- The government will intervene with enough money to make sure the mortgage holder does not owe more than 80% of the current market value of the home *and* does not have to pay more than some reasonable percent of income every month (probably no more than 25% but may need to be lower for lower income homeowners). That is, I’d help even people who can’t afford the payments on an 80% mortgage by making the mortgage whatever they can afford. I’d prefer to see this happen within the structure you outline - 30 year, fixed 6.25% - but Wheelan suggests perhaps some 40-year mortgages. Interesting but I think psychologically that’s just too tough, looking at a mortgage you know you won’t get out from under before you’re retired - or dead.

- The government reimburses the lending institution for whatever it takes to get the homeowner to the above condition BUT only 75% of that; the lending institution eats the rest as a reminder to not be so stupid in the future. More generous to the lending institution than your plan but since I’m going beyond just adjusting the purchase price, I think this is advisable. Incidentally, in Wheelan’s plan the government itself seems to become the mortgage holder. I don’t see any need for this and, sheesh, the bureaucracy. Under my plan (and yours I think), the mortgage and paperwork stay with the lending institutions and there’s no reason they can’t do the review and readjustments.

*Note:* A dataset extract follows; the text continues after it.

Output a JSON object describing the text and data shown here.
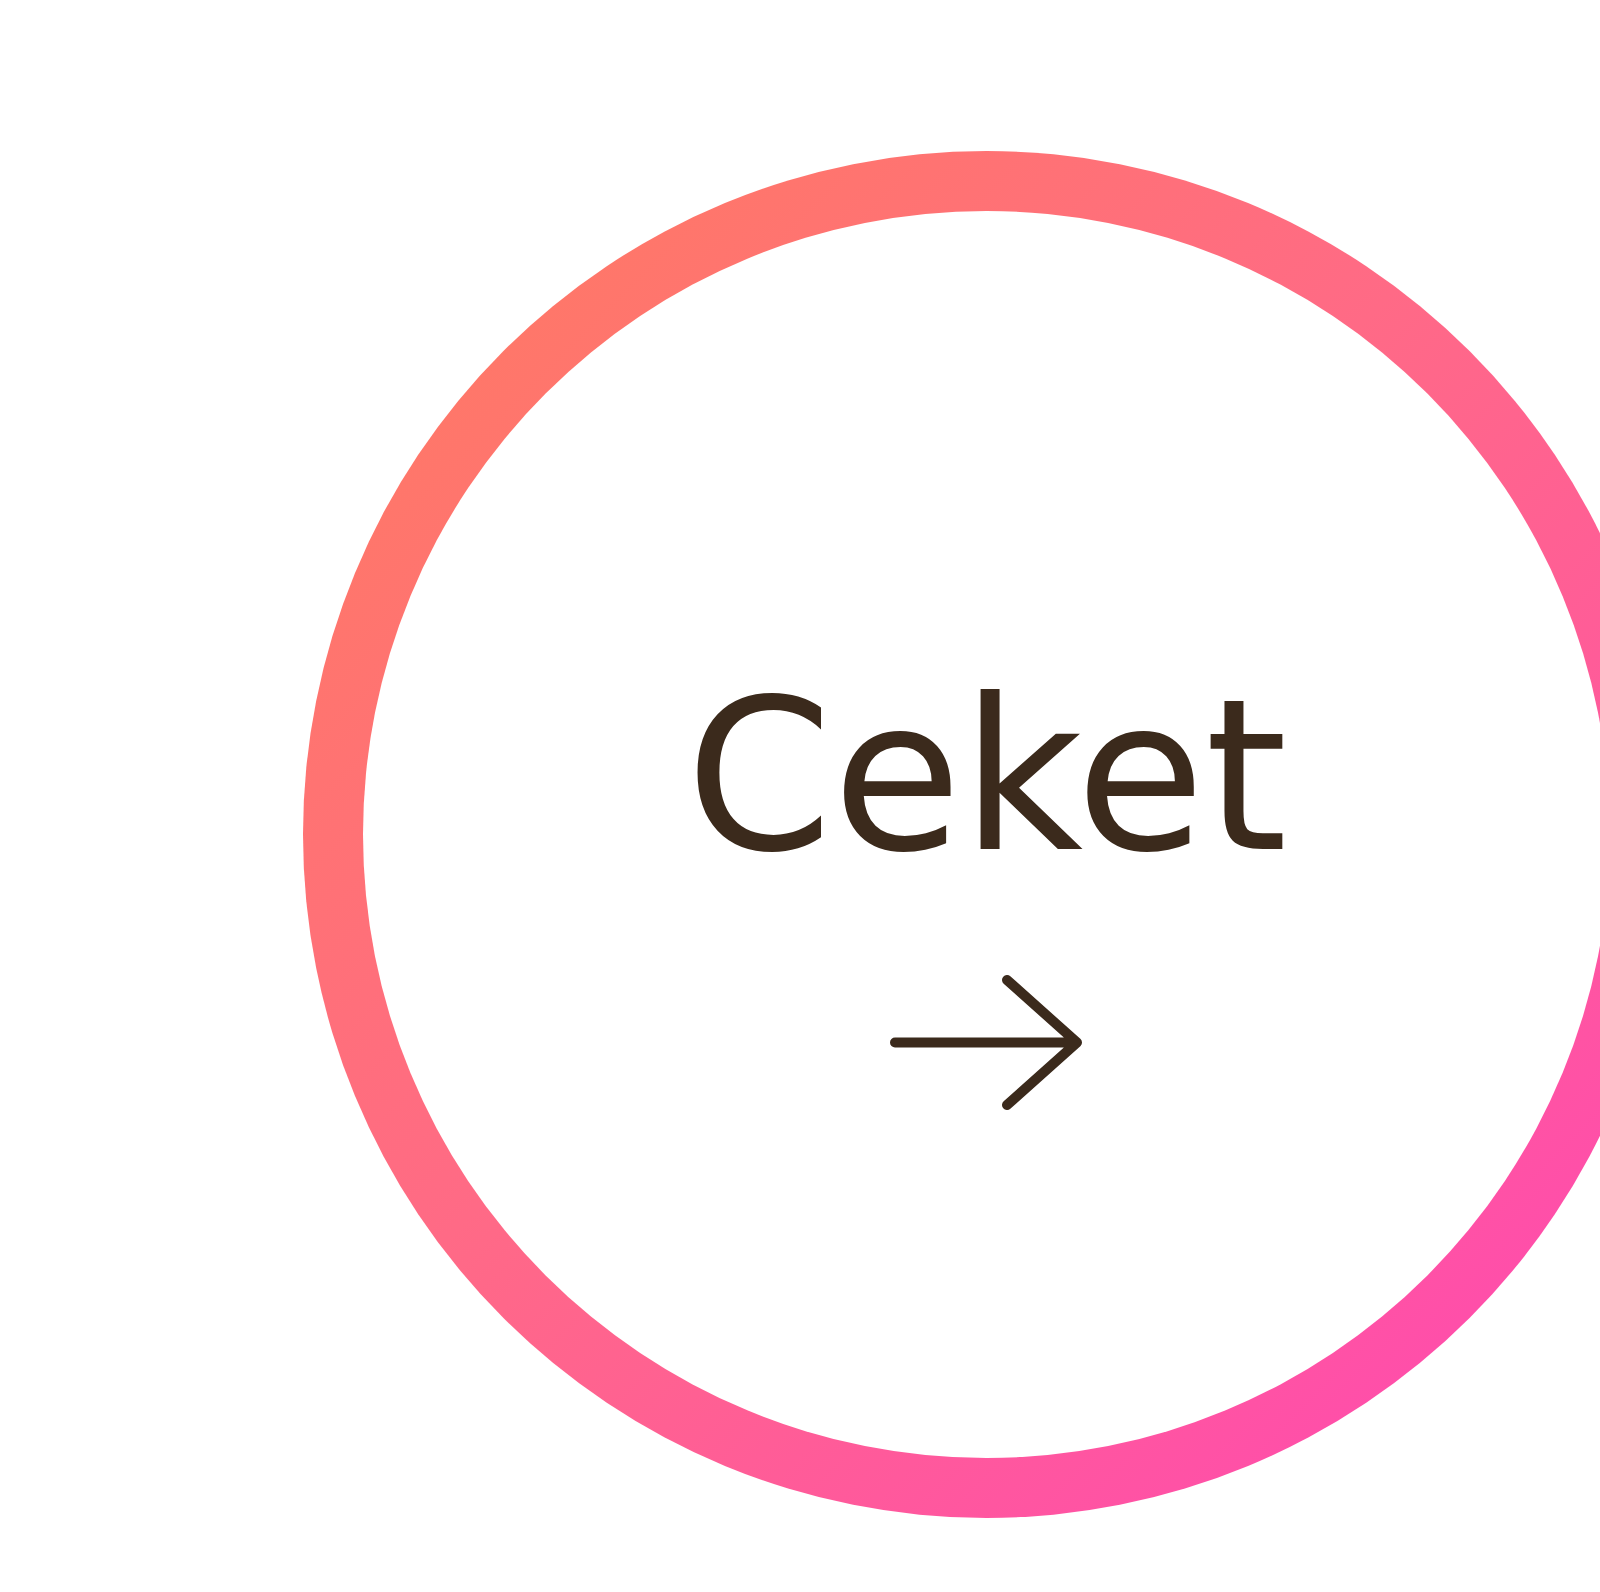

- When the house is sold, the government takes either half the profit or the amount it anted up to straighten the mortgage out, whichever is less. If the government does not recover its bailout money on this sale, it takes half of any subsequent house sales by the same homeowner until the bailout amount is recovered. This allows homeowners to continue to build up some wealth by retaining half of any profits. My government, unlike Wheelan’s, would not charge interest.

On the other hand, I very much like your restrictions on equity extraction once someone has availed herself of this program and your restrictions on getting around the payback by transferring the house to the kids or turning it into revenue property. Essentially, once the house stops being a primary residence for the original homeowners, the government starts getting its money back.

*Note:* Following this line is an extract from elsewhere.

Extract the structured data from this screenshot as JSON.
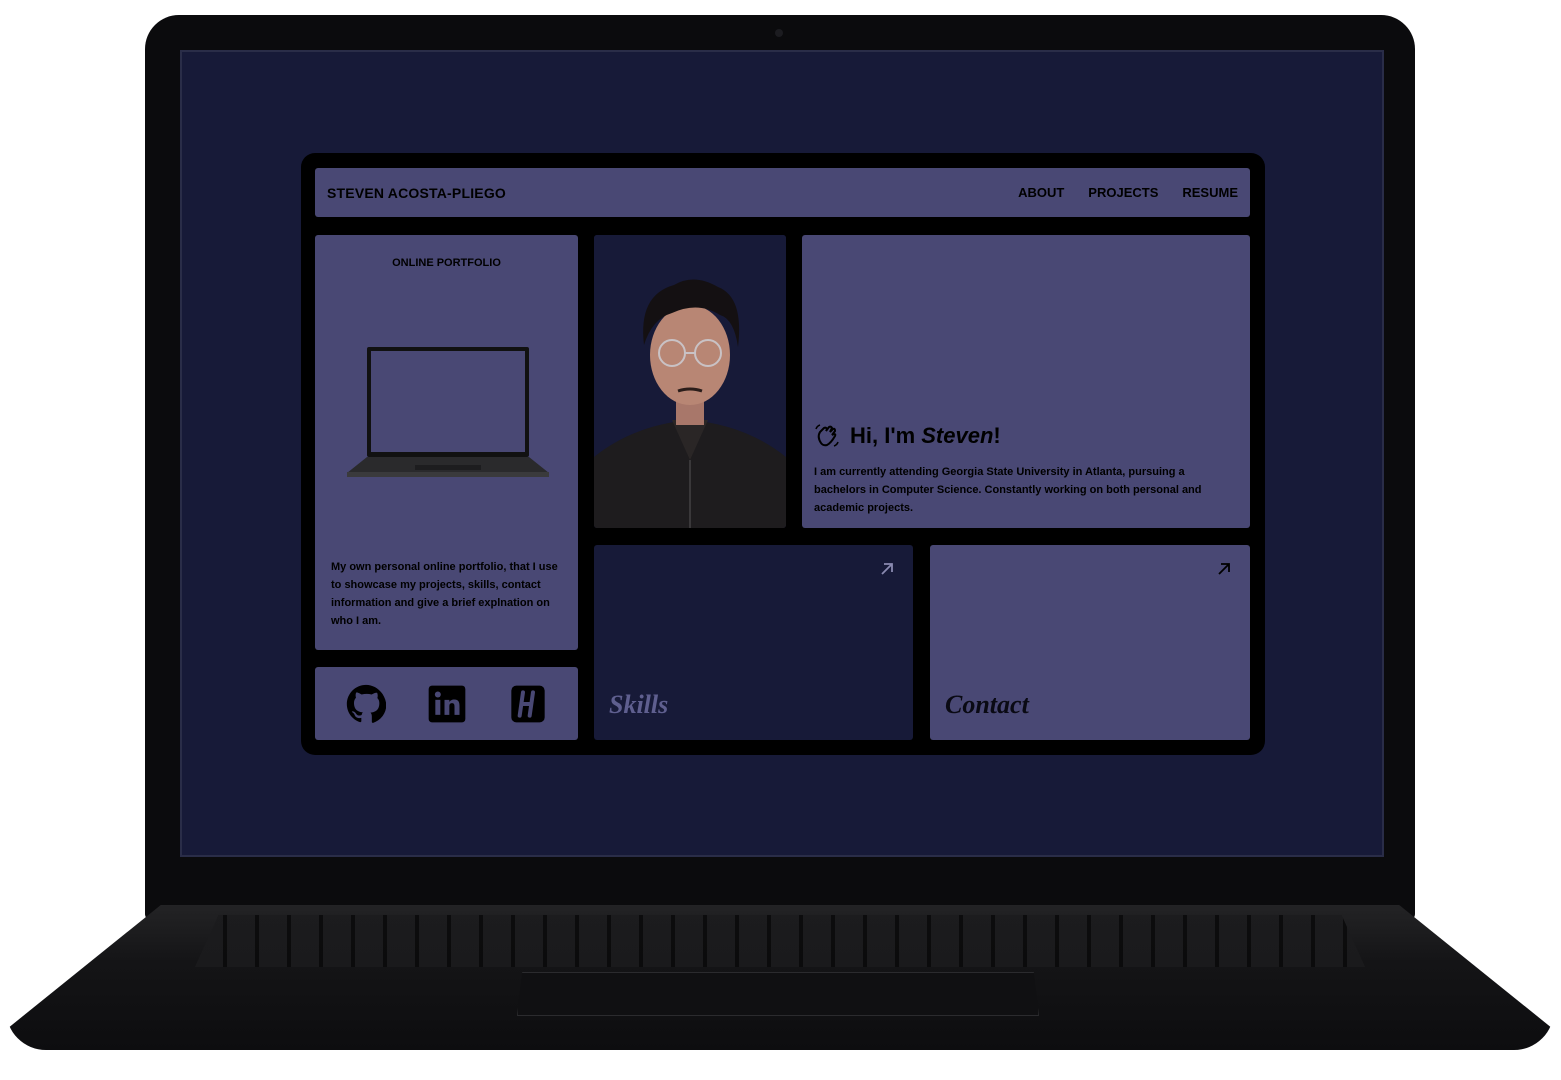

Three other things. First, the July housing help bill seems to have contained some provisions for the FHA to do a half-assed version of this: Housing and Economic Recovery Act of 2008 (the External Link to the Senate Banking Committee Summary is very helpful). As far as I can tell, it helps only people who are unable to make their payments. In other words, this bill addresses only homeowners currently in crisis and does nothing to prevent more homeowners from slipping into trouble. Sigh.

Second, if we’re going to ante up to help homeowners and by extension lending institutions, I’d like to see some rules laid down for future mortgages so we don’t find ourselves doing this again in 20 years. For me, that would include a 20% down payment requirement and a very, very reasonable income to mortgage payment ratio. I’d really like to see the elimination of adjustable rate mortgages and I absolutely want to see the elimination of teaser rates. I can see the argument for helping people who don’t meet these requirements to buy homes but I’d prefer that happen via a government agency that acts as the mortgage holder rather than via banks, not because I think those types of loans crashed the system but because I think it’s very hard to let banks make what I would consider socially desirable risky loans while preventing them from making risky loans with no redeeming social value (e.g., waiving the 20% down payment rule for someone who wants to buy a $500,000 home but only has the down payment for a $250,000 home).

Third, if Wheelan and you and I have all managed to come up with pretty much the same straightforward plan - easy to understand, simple to implement - why the heck are the people in Washington having so much trouble figuring out something like this? This is not - if you’ll pardon the expression - rocket science.